After transplantation, we visited the site twice for data collection. We noted whether individuals survived, the number of any green leaves, and the maximum height and width of each surviving individual. 

We conducted our vegetation mapping using spatial information captured by Survey123 (2021 Esri 3.12.277) on cell phones. We walked across the site and when there was a change in the dominant species, we drew a polygon on the map. Within each polygon, we collected all the present species and their estimated percent cover. The name of each polygon was the dominant species code (a combination of the first three characters of the scientific name, e.g. the code for Anemopsis californica is ANECAL), number of the dominant species occurrences, and the date (e.g. BASHYS_1_022421). For the percent cover, we set five levels in increments of 20, from 1 to 100 (e.g. 0-20, 20-40, etc.)  We estimated the percent cover by the area of each polygon and the species distribution within the polygon.
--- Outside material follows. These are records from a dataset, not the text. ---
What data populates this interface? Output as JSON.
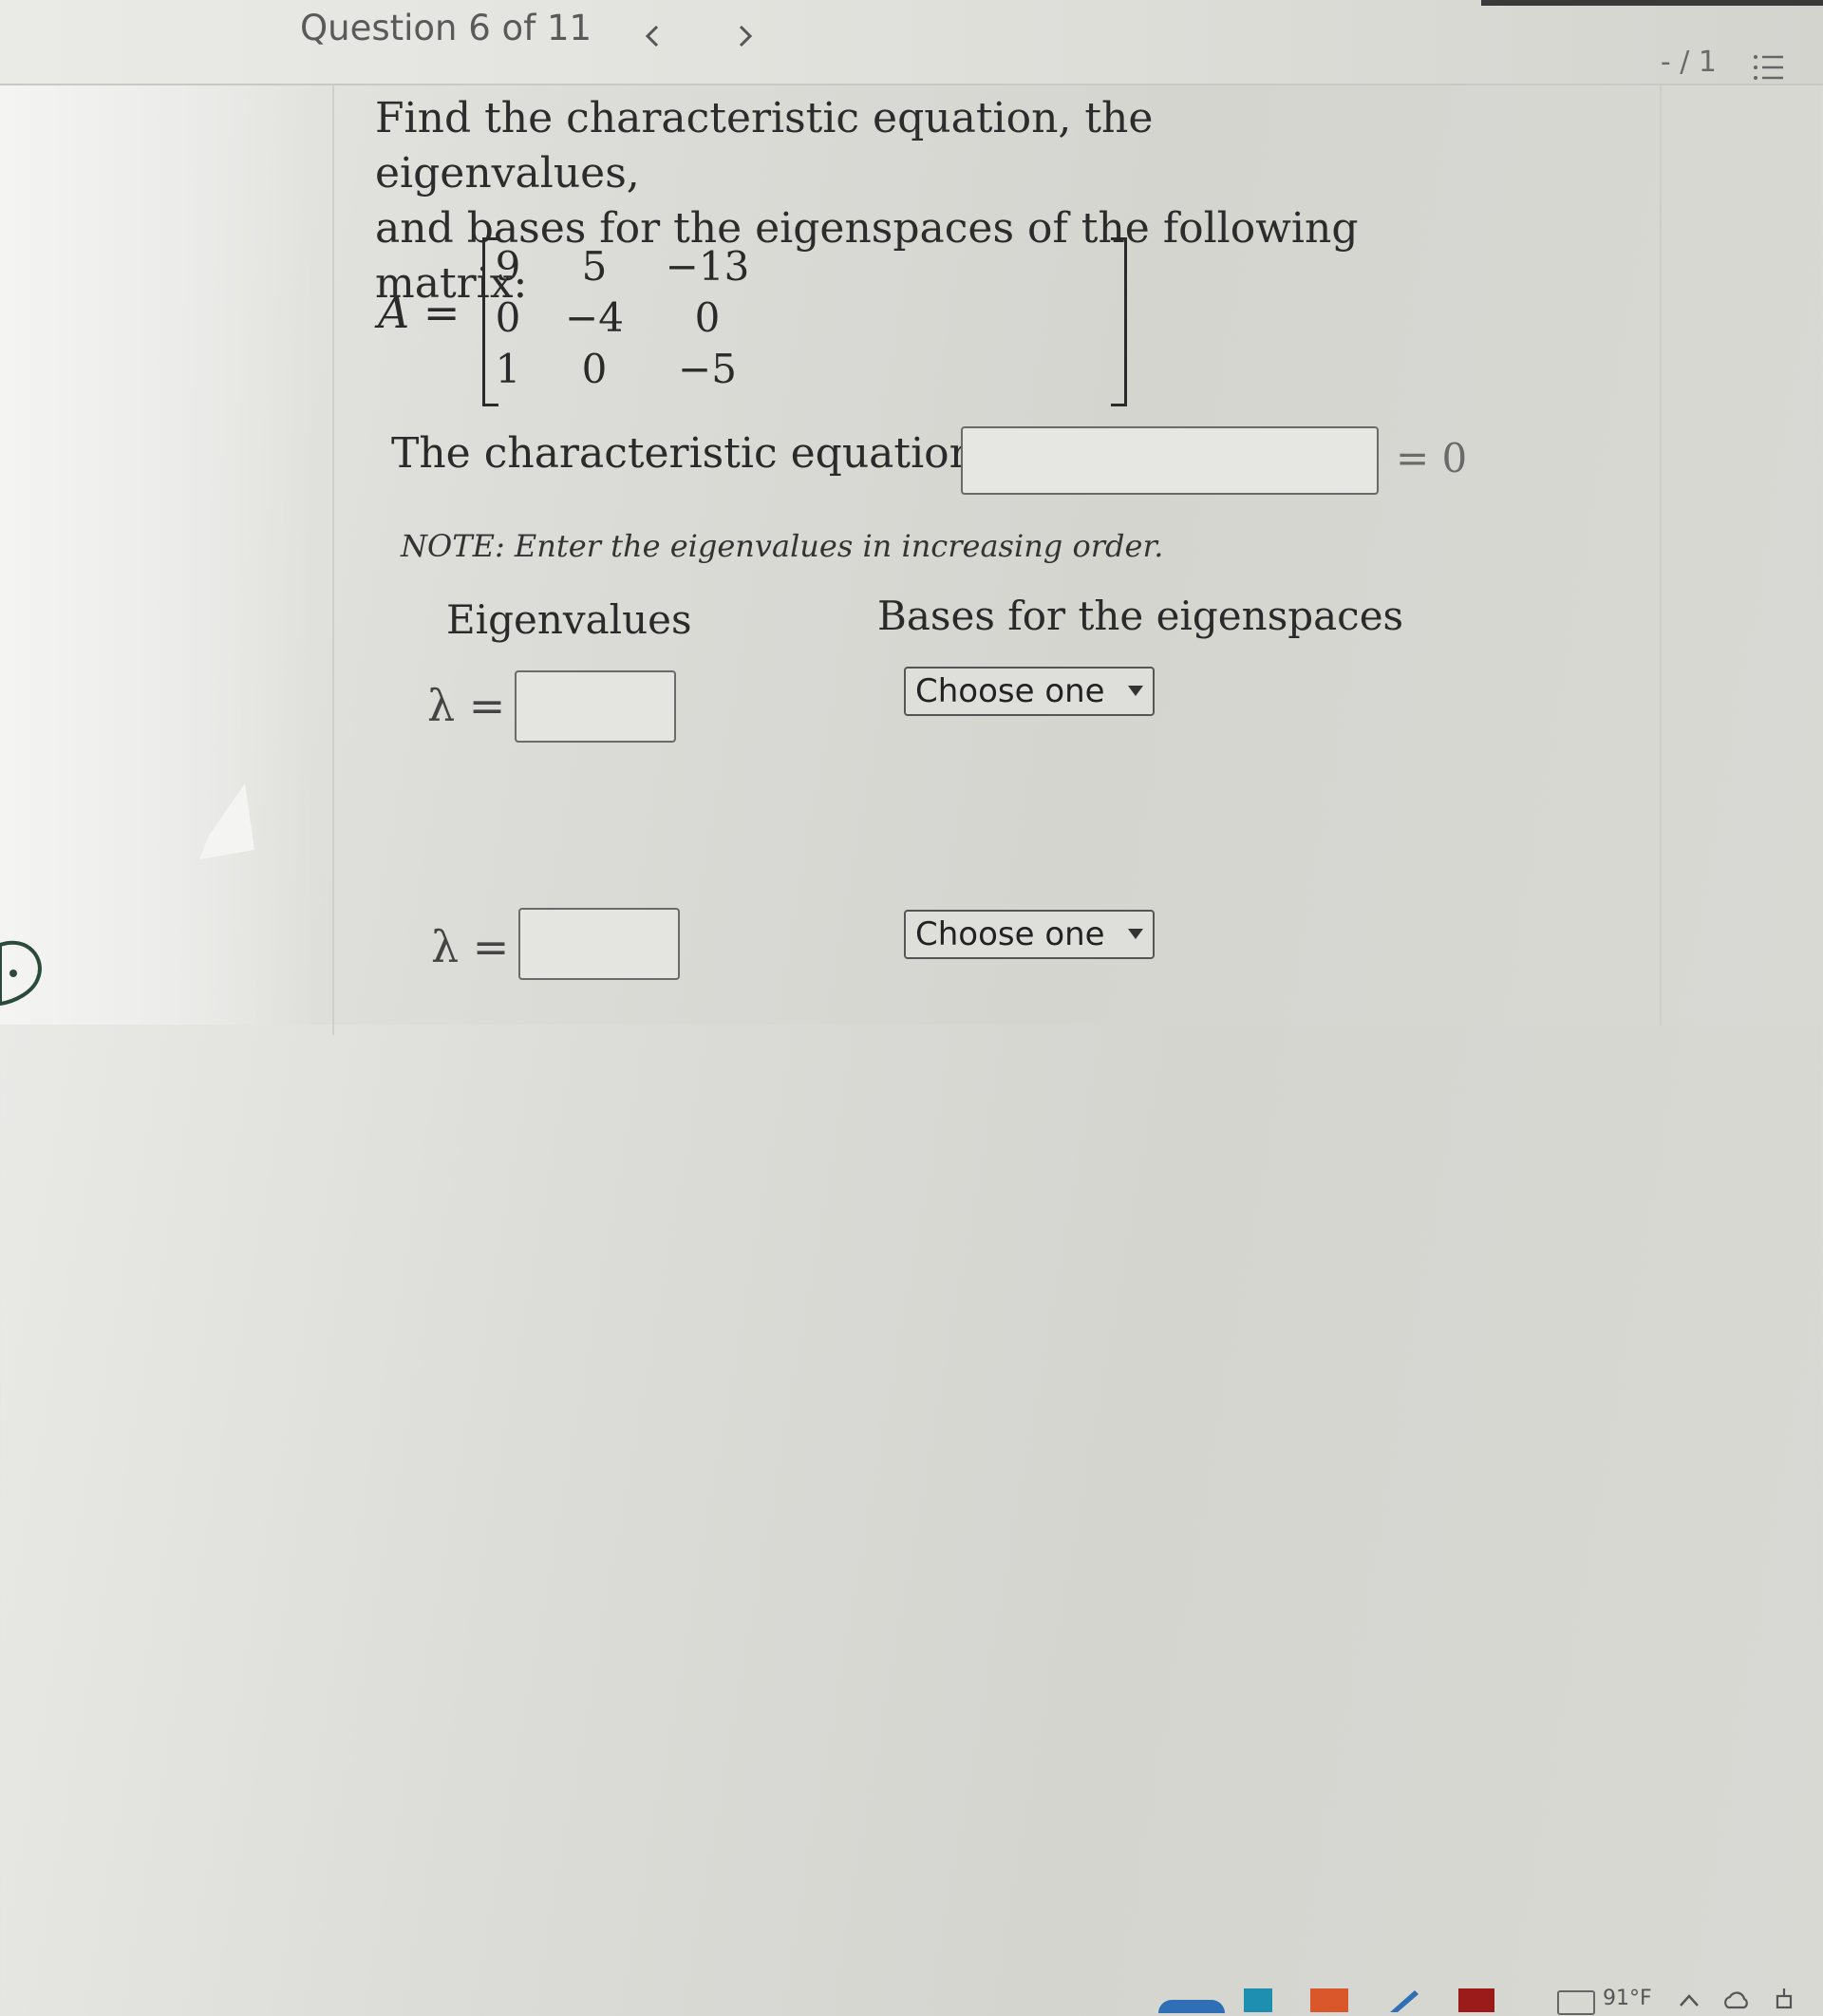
{
  "header": {
    "question_label": "Question 6 of 11",
    "prev_icon": "chevron-left-icon",
    "next_icon": "chevron-right-icon",
    "score": "- / 1",
    "list_icon": "list-icon"
  },
  "problem": {
    "prompt_line1": "Find the characteristic equation, the eigenvalues,",
    "prompt_line2": "and bases for the eigenspaces of the following matrix:",
    "matrix_label": "A",
    "matrix_equals": "=",
    "matrix": [
      [
        "9",
        "5",
        "−13"
      ],
      [
        "0",
        "−4",
        "0"
      ],
      [
        "1",
        "0",
        "−5"
      ]
    ],
    "char_eq_text": "The characteristic equation is",
    "char_eq_value": "",
    "char_eq_suffix": "= 0",
    "note": "NOTE: Enter the eigenvalues in increasing order."
  },
  "table": {
    "eigenvalues_header": "Eigenvalues",
    "bases_header": "Bases for the eigenspaces",
    "rows": [
      {
        "lambda_label": "λ =",
        "value": "",
        "select_label": "Choose one"
      },
      {
        "lambda_label": "λ =",
        "value": "",
        "select_label": "Choose one"
      }
    ]
  },
  "taskbar": {
    "weather": "91°F",
    "weather_icon": "weather-widget-icon",
    "tray_icons": [
      "chevron-up-icon",
      "cloud-icon",
      "network-icon"
    ]
  },
  "colors": {
    "accent_blue": "#2f6fb5",
    "taskbar_orange": "#d9572a",
    "taskbar_red": "#9b1b1b",
    "taskbar_teal": "#1e8fb0"
  }
}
All other data was also recorded on standard paper datasheets. Data from the field survey was uploaded to ArcGIS Online at the end of each data collection day, checked for quality and consistency, and prepared for use in the mapping process. 

Mapping was done using ArcGIS (Esri ArcMap 10.7.1). Since the data were collected over multiple days, there are several different layers of the vegetation polygons. We downloaded the layers from ArcGIS Online and opened them in ArcMap. We used the merge tool to merge different layers into one layer. Then we used the reshape feature tool and edit vertices tool to make the boundaries of the polygons coincide. We used graduated symbols to show the native and non-native species richness. To show the distribution of native and non-native species, we used graduated colors to represent the species percent cover trend across the site. We also used different colors to show specific dominant native and non-native species of different alliances. Finally, we finished the maps by adding the appropriate legend, North arrow, scale bar, and title.

To further explore the relationship between native and non-native species richness and coverage, we used R (R Core Team, 2019) to analyze if there was any correlation between native and non-native species richness and percent cover. A Shapiro-Wilk test was done to see if the variables were normally distributed. We ran the Pearson's test because the four variables were not normally distributed. Finally, we visualized the data by creating a scatter plot and a corresponding trendline to show the correlation between native and non-native species richness and percent cover.

Usage Notes

ReadMe file is uploaded as a .txt file named README_Capstone